Technical F1 Unlocked
TECH TUESDAY: Why a closer look at the Aston Martin AMR23 reveals an inspired – and original – design
Aston Martin's podium in Bahrain turned heads, and comparisons began to be drawn between their AMR23 and the 2022 championship-winning Red Bull RB18. But in the detail, it looks like the team in green have forged their own path. Mark Hughes takes a closer look.
Aston Martin have stood accused of simply copying last year’s Red Bull RB18 to create the AMR23 which caused such a sensation in Bahrain.
However, although the sidepod looks similar in profile it’s very different on top. There has been plenty of original thought evident at this team in the past couple of seasons, and it can be seen in the detail of the AMR23, and last year in the clever new rear wing they introduced at the Hungarian Grand Prix.
This was so ingenious that it was allowed only to run for the remainder of last season – as it was accepted it did not break any regulation – but caused the 2023 regulations to be rewritten so that it was outlawed.
The rear wing subverted the regulations which sought to smooth-out the wake by prescribing curvatures of a maximum radius at the endplates. Having no defined corner for the endplates reduced the effectiveness of the wing, and Aston Martin countered that by incorporating a ‘rolled’ endplate which adhered to the radius curve regulations but had the same effect as a traditional squared-off endplate.
In the AMR23, we see a very deep channel between the outer sidepods and the engine cover only visible from above. This will probably have the effect of accelerating the airflow towards the gap between the rear wheels and over the diffuser even harder, and increasing the underfloor flow as a result of how the upper flow interacts with the diffuser.
Another little tweak Aston have employed to boost diffuser performance is a winglet low down on the outside of the endplate. Last week with Red Bull’s floor edge we looked at how mini-wings are used not just to add a small measure of downforce in themselves, but also – by their manipulation of air pressures – to energise other, more powerful downforce-creating parts of the car.
We looked at how the floor edge winglet at the floor cut-out increased the power of the vortex which sped up the whole underfloor airflow. This time around we can look at how the winglet on the Aston Martin’s endplate plays a similar airflow-boosting role.
Of standard aerofoil shape, the lower pressure on the underside of the wing created by its shape will induce some downforce in its own right.

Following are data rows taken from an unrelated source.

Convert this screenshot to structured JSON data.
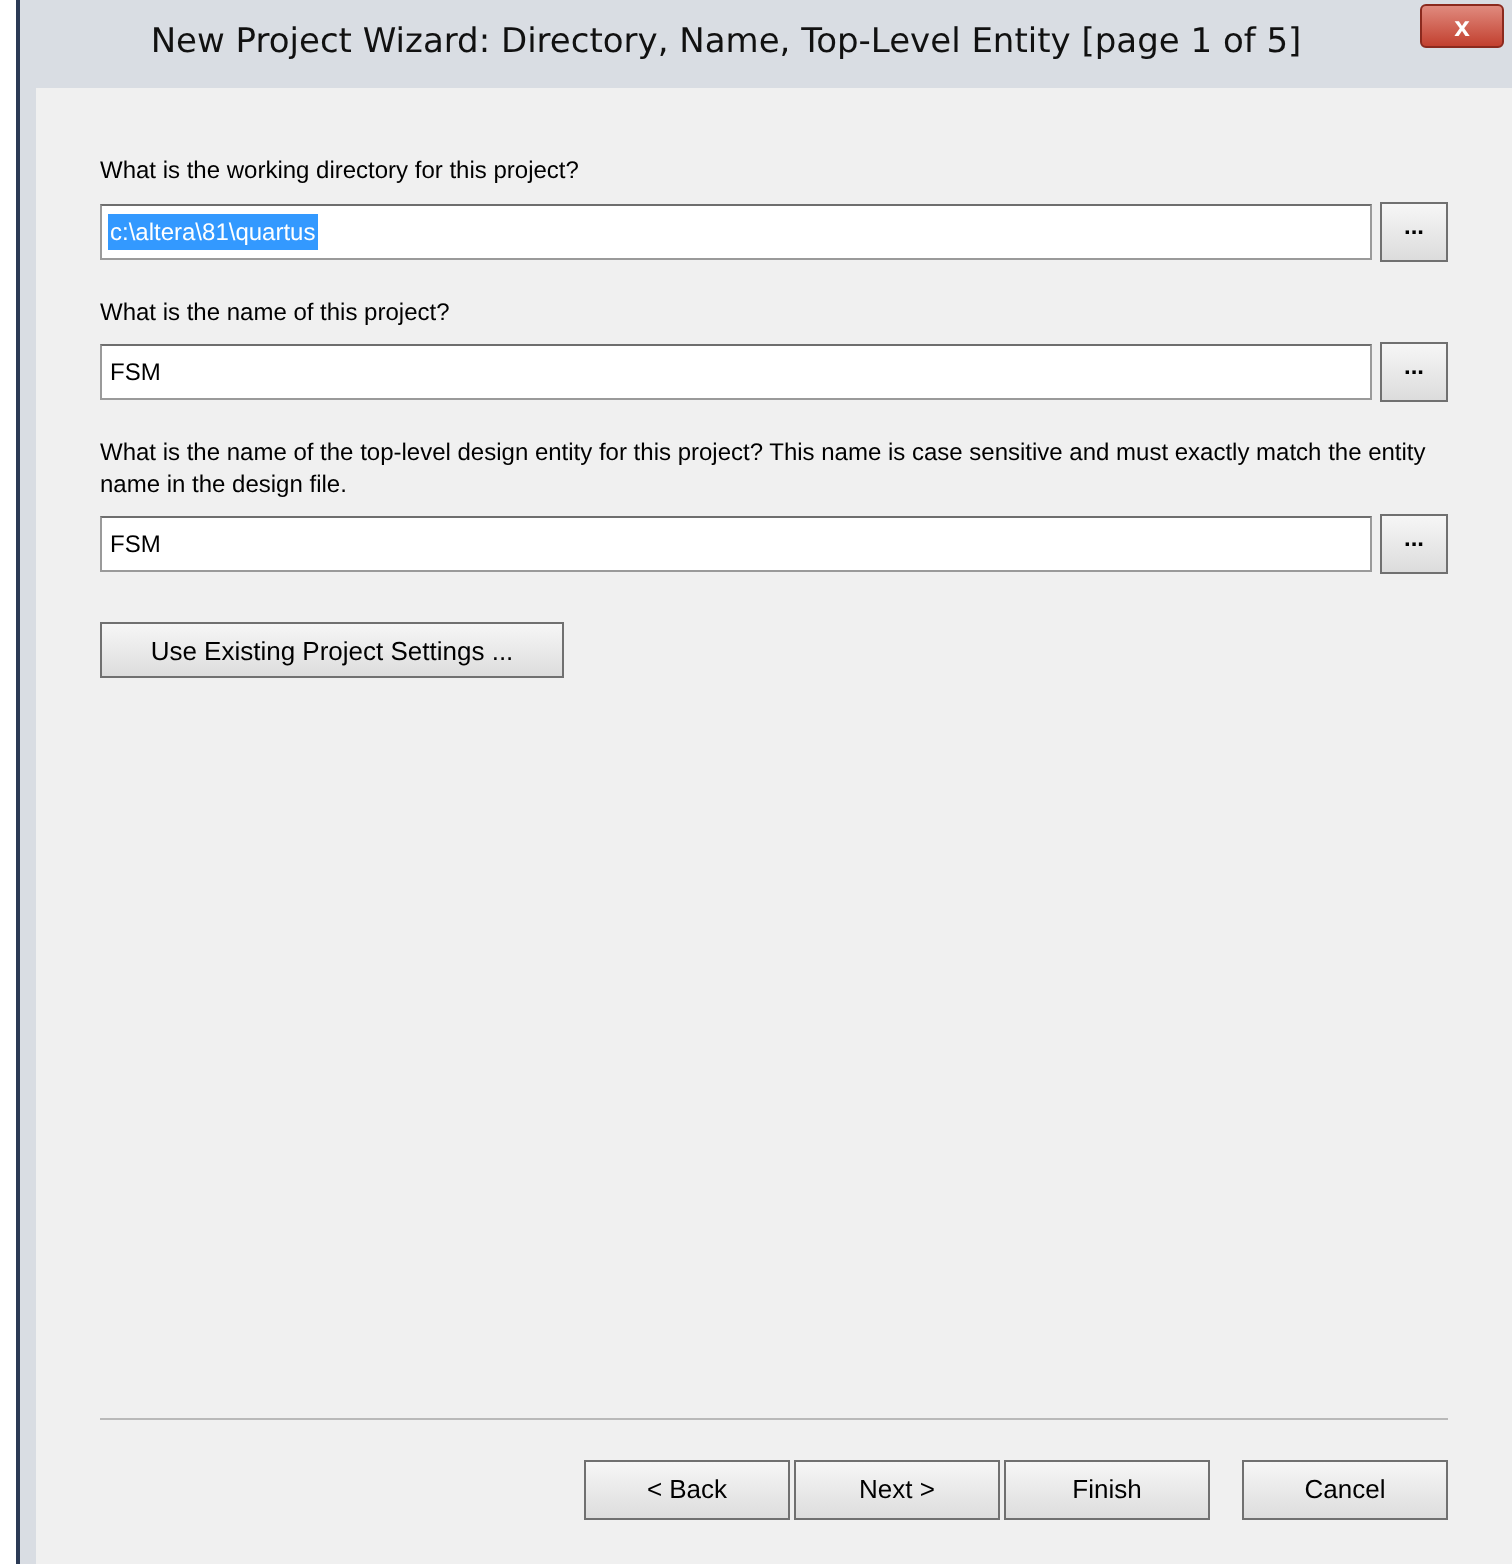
{
  "window": {
    "title": "New Project Wizard: Directory, Name, Top-Level Entity [page 1 of 5]",
    "close": "x"
  },
  "fields": [
    {
      "label": "What is the working directory for this project?",
      "value": "c:\\altera\\81\\quartus",
      "text_selected": true,
      "browse": "..."
    },
    {
      "label": "What is the name of this project?",
      "value": "FSM",
      "text_selected": false,
      "browse": "..."
    },
    {
      "label": "What is the name of the top-level design entity for this project? This name is case sensitive and must exactly match the entity name in the design file.",
      "value": "FSM",
      "text_selected": false,
      "browse": "..."
    }
  ],
  "settings_button": "Use Existing Project Settings ...",
  "buttons": [
    "< Back",
    "Next >",
    "Finish",
    "Cancel"
  ]
}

But more importantly, that low pressure created by the wing underside will have the effect of pulling the airflow exiting the adjacent diffuser outwards.
The bigger the expansion area of the diffuser, the lower the air pressure will be at the throat of the diffuser (its lowest point, before it kicks upwards). The lower the pressure there, the faster the air is induced to move through the floor, and the greater the downforce.
Aston are clearly on their own very productive path, regardless of where their inspiration has been taken from.